# WHAT THE TASK REQUIRES:
Exactly as written and without the pictures, output the entries below.

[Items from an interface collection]
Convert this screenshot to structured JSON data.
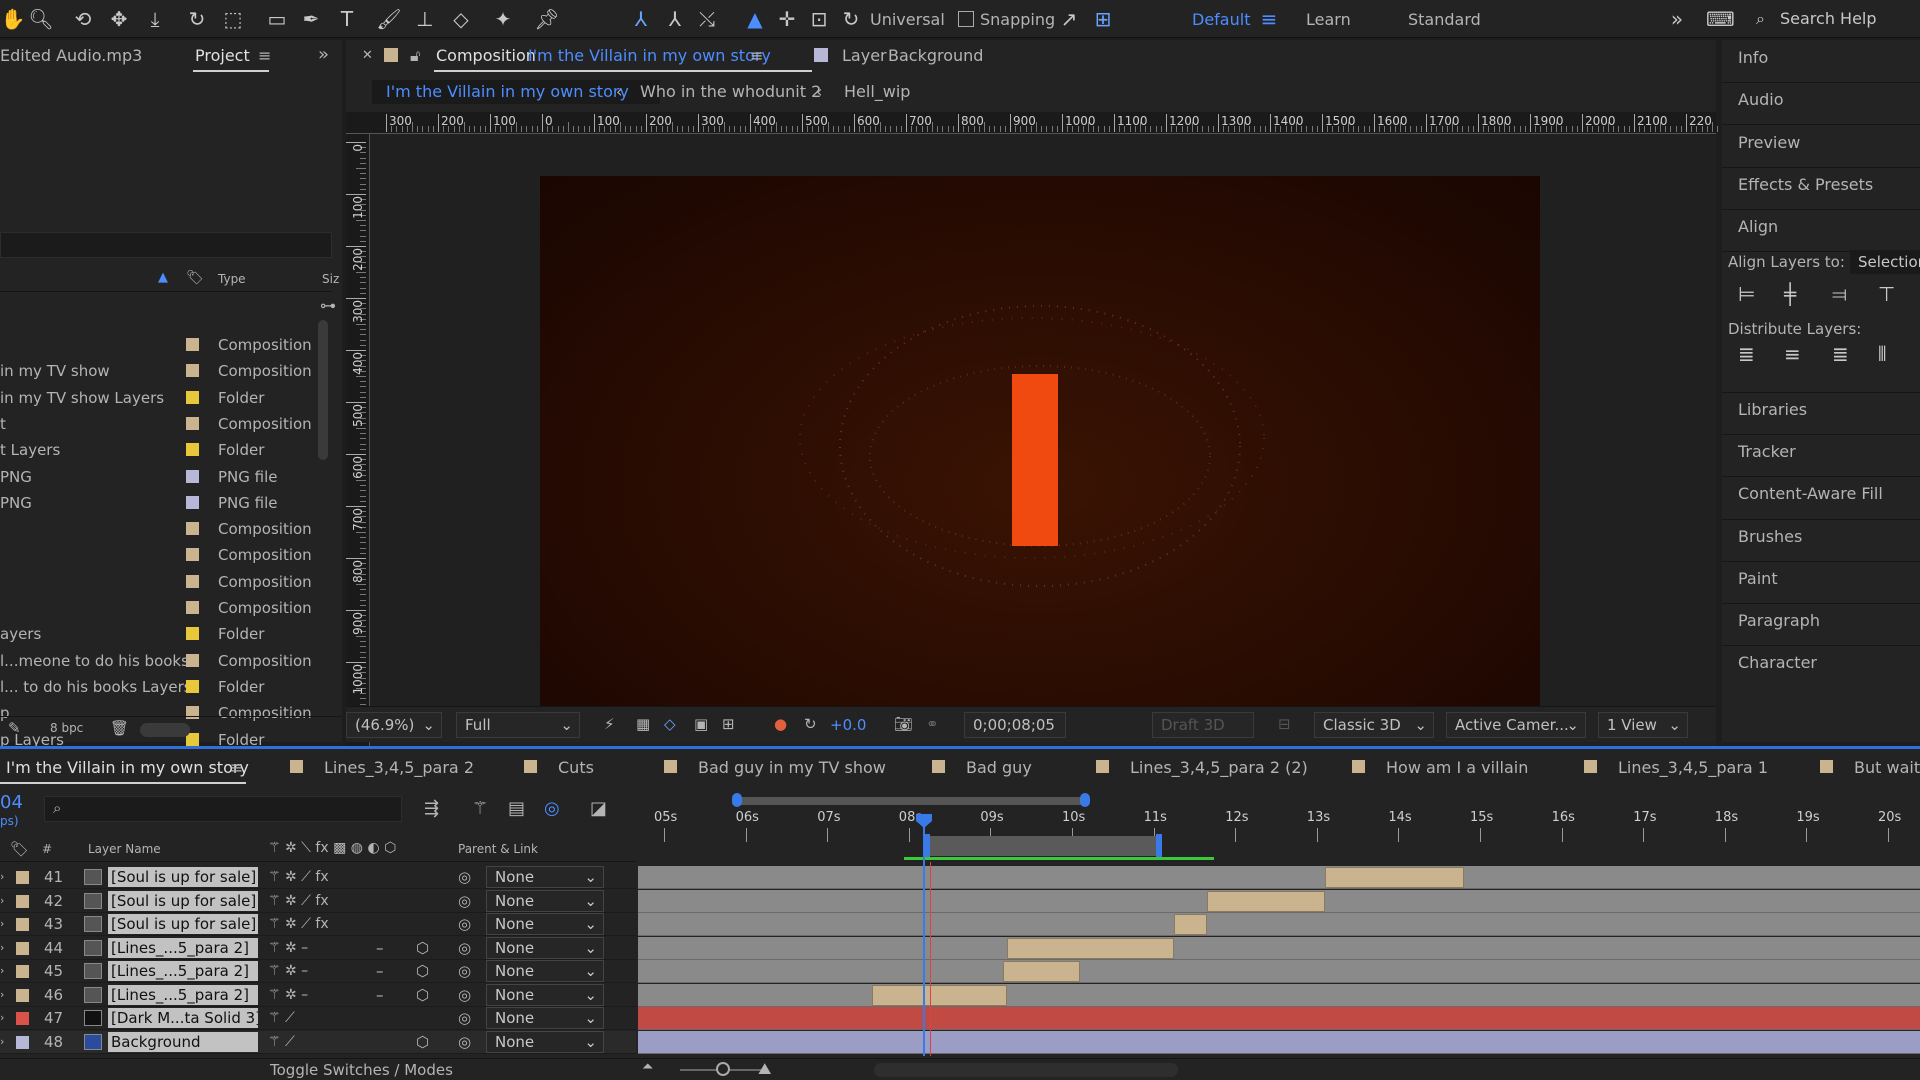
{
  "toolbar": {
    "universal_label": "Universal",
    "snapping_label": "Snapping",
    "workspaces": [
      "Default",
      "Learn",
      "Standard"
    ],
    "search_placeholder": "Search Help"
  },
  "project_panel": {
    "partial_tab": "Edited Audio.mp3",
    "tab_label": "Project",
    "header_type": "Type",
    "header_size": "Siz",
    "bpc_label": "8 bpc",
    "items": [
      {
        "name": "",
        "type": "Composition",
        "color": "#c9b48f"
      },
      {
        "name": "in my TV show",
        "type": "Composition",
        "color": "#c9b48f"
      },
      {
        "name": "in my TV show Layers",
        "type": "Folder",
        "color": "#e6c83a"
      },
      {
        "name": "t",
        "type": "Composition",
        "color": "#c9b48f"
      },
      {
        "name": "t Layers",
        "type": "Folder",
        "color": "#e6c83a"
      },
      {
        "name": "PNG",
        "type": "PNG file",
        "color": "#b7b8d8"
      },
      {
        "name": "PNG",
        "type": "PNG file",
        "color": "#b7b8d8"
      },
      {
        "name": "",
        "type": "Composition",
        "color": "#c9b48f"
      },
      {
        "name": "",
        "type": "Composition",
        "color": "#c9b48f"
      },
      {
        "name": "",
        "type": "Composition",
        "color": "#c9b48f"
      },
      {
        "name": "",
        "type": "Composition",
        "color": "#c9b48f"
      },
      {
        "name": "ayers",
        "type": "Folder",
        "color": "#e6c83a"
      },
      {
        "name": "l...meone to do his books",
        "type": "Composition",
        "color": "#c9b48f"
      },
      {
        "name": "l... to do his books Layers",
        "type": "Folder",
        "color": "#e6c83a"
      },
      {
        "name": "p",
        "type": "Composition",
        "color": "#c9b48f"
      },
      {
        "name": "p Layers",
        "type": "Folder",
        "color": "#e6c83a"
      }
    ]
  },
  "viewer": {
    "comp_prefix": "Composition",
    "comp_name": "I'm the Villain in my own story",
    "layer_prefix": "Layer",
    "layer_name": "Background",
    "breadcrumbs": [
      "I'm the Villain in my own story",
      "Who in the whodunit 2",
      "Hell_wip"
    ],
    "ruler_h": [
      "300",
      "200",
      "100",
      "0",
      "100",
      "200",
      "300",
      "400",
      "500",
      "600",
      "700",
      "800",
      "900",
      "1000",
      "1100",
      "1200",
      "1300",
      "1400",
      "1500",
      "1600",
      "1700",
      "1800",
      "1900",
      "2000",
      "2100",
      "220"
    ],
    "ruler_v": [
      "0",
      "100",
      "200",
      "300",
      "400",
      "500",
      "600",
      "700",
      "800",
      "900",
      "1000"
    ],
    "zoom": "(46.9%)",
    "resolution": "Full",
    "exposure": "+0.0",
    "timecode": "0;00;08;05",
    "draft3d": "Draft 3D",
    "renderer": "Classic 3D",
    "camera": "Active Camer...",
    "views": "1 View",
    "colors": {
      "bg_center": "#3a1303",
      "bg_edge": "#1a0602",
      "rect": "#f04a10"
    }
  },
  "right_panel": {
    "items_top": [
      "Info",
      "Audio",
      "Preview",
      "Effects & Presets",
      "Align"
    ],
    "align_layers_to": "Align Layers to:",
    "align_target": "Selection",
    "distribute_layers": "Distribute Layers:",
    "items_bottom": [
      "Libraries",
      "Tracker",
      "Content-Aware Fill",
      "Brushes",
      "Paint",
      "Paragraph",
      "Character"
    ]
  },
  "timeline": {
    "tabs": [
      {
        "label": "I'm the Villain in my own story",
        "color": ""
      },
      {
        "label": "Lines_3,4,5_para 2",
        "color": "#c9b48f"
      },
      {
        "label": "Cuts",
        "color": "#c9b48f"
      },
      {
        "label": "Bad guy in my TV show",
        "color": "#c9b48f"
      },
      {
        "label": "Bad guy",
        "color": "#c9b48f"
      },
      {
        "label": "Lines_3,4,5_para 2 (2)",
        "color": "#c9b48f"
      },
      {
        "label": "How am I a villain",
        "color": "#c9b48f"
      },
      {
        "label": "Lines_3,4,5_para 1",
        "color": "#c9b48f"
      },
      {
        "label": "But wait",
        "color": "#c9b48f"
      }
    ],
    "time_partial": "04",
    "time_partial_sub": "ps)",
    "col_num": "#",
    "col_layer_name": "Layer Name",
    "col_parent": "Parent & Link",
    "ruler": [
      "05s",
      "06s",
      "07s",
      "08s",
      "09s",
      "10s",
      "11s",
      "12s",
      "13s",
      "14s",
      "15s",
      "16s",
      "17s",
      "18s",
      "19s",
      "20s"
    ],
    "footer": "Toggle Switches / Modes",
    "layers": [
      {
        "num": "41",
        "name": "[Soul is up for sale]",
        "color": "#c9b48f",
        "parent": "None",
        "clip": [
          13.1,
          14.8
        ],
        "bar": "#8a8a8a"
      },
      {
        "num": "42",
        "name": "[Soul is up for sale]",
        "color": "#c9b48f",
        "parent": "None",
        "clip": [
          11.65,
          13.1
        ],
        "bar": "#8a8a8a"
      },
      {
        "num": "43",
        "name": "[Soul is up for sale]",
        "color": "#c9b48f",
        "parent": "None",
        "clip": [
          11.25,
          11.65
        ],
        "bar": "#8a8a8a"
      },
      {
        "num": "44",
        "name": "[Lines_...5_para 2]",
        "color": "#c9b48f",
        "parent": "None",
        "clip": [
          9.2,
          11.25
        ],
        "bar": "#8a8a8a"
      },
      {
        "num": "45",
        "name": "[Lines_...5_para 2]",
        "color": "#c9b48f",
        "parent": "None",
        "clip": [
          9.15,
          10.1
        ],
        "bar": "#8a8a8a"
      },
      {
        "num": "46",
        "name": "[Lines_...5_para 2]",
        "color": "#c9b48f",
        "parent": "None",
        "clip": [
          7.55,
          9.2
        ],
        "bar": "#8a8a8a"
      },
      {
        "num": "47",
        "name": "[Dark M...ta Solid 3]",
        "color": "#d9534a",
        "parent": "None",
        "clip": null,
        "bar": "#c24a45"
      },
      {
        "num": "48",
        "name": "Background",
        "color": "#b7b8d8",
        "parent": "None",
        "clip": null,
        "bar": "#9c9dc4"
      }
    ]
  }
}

# THE ANSWER:
Convert this screenshot to structured JSON data.
{
  "toolbar": {
    "universal_label": "Universal",
    "snapping_label": "Snapping",
    "workspaces": [
      "Default",
      "Learn",
      "Standard"
    ],
    "search_placeholder": "Search Help"
  },
  "project_panel": {
    "partial_tab": "Edited Audio.mp3",
    "tab_label": "Project",
    "header_type": "Type",
    "header_size": "Siz",
    "bpc_label": "8 bpc",
    "items": [
      {
        "name": "",
        "type": "Composition",
        "color": "#c9b48f"
      },
      {
        "name": "in my TV show",
        "type": "Composition",
        "color": "#c9b48f"
      },
      {
        "name": "in my TV show Layers",
        "type": "Folder",
        "color": "#e6c83a"
      },
      {
        "name": "t",
        "type": "Composition",
        "color": "#c9b48f"
      },
      {
        "name": "t Layers",
        "type": "Folder",
        "color": "#e6c83a"
      },
      {
        "name": "PNG",
        "type": "PNG file",
        "color": "#b7b8d8"
      },
      {
        "name": "PNG",
        "type": "PNG file",
        "color": "#b7b8d8"
      },
      {
        "name": "",
        "type": "Composition",
        "color": "#c9b48f"
      },
      {
        "name": "",
        "type": "Composition",
        "color": "#c9b48f"
      },
      {
        "name": "",
        "type": "Composition",
        "color": "#c9b48f"
      },
      {
        "name": "",
        "type": "Composition",
        "color": "#c9b48f"
      },
      {
        "name": "ayers",
        "type": "Folder",
        "color": "#e6c83a"
      },
      {
        "name": "l...meone to do his books",
        "type": "Composition",
        "color": "#c9b48f"
      },
      {
        "name": "l... to do his books Layers",
        "type": "Folder",
        "color": "#e6c83a"
      },
      {
        "name": "p",
        "type": "Composition",
        "color": "#c9b48f"
      },
      {
        "name": "p Layers",
        "type": "Folder",
        "color": "#e6c83a"
      }
    ]
  },
  "viewer": {
    "comp_prefix": "Composition",
    "comp_name": "I'm the Villain in my own story",
    "layer_prefix": "Layer",
    "layer_name": "Background",
    "breadcrumbs": [
      "I'm the Villain in my own story",
      "Who in the whodunit 2",
      "Hell_wip"
    ],
    "ruler_h": [
      "300",
      "200",
      "100",
      "0",
      "100",
      "200",
      "300",
      "400",
      "500",
      "600",
      "700",
      "800",
      "900",
      "1000",
      "1100",
      "1200",
      "1300",
      "1400",
      "1500",
      "1600",
      "1700",
      "1800",
      "1900",
      "2000",
      "2100",
      "220"
    ],
    "ruler_v": [
      "0",
      "100",
      "200",
      "300",
      "400",
      "500",
      "600",
      "700",
      "800",
      "900",
      "1000"
    ],
    "zoom": "(46.9%)",
    "resolution": "Full",
    "exposure": "+0.0",
    "timecode": "0;00;08;05",
    "draft3d": "Draft 3D",
    "renderer": "Classic 3D",
    "camera": "Active Camer...",
    "views": "1 View",
    "colors": {
      "bg_center": "#3a1303",
      "bg_edge": "#1a0602",
      "rect": "#f04a10"
    }
  },
  "right_panel": {
    "items_top": [
      "Info",
      "Audio",
      "Preview",
      "Effects & Presets",
      "Align"
    ],
    "align_layers_to": "Align Layers to:",
    "align_target": "Selection",
    "distribute_layers": "Distribute Layers:",
    "items_bottom": [
      "Libraries",
      "Tracker",
      "Content-Aware Fill",
      "Brushes",
      "Paint",
      "Paragraph",
      "Character"
    ]
  },
  "timeline": {
    "tabs": [
      {
        "label": "I'm the Villain in my own story",
        "color": ""
      },
      {
        "label": "Lines_3,4,5_para 2",
        "color": "#c9b48f"
      },
      {
        "label": "Cuts",
        "color": "#c9b48f"
      },
      {
        "label": "Bad guy in my TV show",
        "color": "#c9b48f"
      },
      {
        "label": "Bad guy",
        "color": "#c9b48f"
      },
      {
        "label": "Lines_3,4,5_para 2 (2)",
        "color": "#c9b48f"
      },
      {
        "label": "How am I a villain",
        "color": "#c9b48f"
      },
      {
        "label": "Lines_3,4,5_para 1",
        "color": "#c9b48f"
      },
      {
        "label": "But wait",
        "color": "#c9b48f"
      }
    ],
    "time_partial": "04",
    "time_partial_sub": "ps)",
    "col_num": "#",
    "col_layer_name": "Layer Name",
    "col_parent": "Parent & Link",
    "ruler": [
      "05s",
      "06s",
      "07s",
      "08s",
      "09s",
      "10s",
      "11s",
      "12s",
      "13s",
      "14s",
      "15s",
      "16s",
      "17s",
      "18s",
      "19s",
      "20s"
    ],
    "footer": "Toggle Switches / Modes",
    "layers": [
      {
        "num": "41",
        "name": "[Soul is up for sale]",
        "color": "#c9b48f",
        "parent": "None",
        "clip": [
          13.1,
          14.8
        ],
        "bar": "#8a8a8a"
      },
      {
        "num": "42",
        "name": "[Soul is up for sale]",
        "color": "#c9b48f",
        "parent": "None",
        "clip": [
          11.65,
          13.1
        ],
        "bar": "#8a8a8a"
      },
      {
        "num": "43",
        "name": "[Soul is up for sale]",
        "color": "#c9b48f",
        "parent": "None",
        "clip": [
          11.25,
          11.65
        ],
        "bar": "#8a8a8a"
      },
      {
        "num": "44",
        "name": "[Lines_...5_para 2]",
        "color": "#c9b48f",
        "parent": "None",
        "clip": [
          9.2,
          11.25
        ],
        "bar": "#8a8a8a"
      },
      {
        "num": "45",
        "name": "[Lines_...5_para 2]",
        "color": "#c9b48f",
        "parent": "None",
        "clip": [
          9.15,
          10.1
        ],
        "bar": "#8a8a8a"
      },
      {
        "num": "46",
        "name": "[Lines_...5_para 2]",
        "color": "#c9b48f",
        "parent": "None",
        "clip": [
          7.55,
          9.2
        ],
        "bar": "#8a8a8a"
      },
      {
        "num": "47",
        "name": "[Dark M...ta Solid 3]",
        "color": "#d9534a",
        "parent": "None",
        "clip": null,
        "bar": "#c24a45"
      },
      {
        "num": "48",
        "name": "Background",
        "color": "#b7b8d8",
        "parent": "None",
        "clip": null,
        "bar": "#9c9dc4"
      }
    ]
  }
}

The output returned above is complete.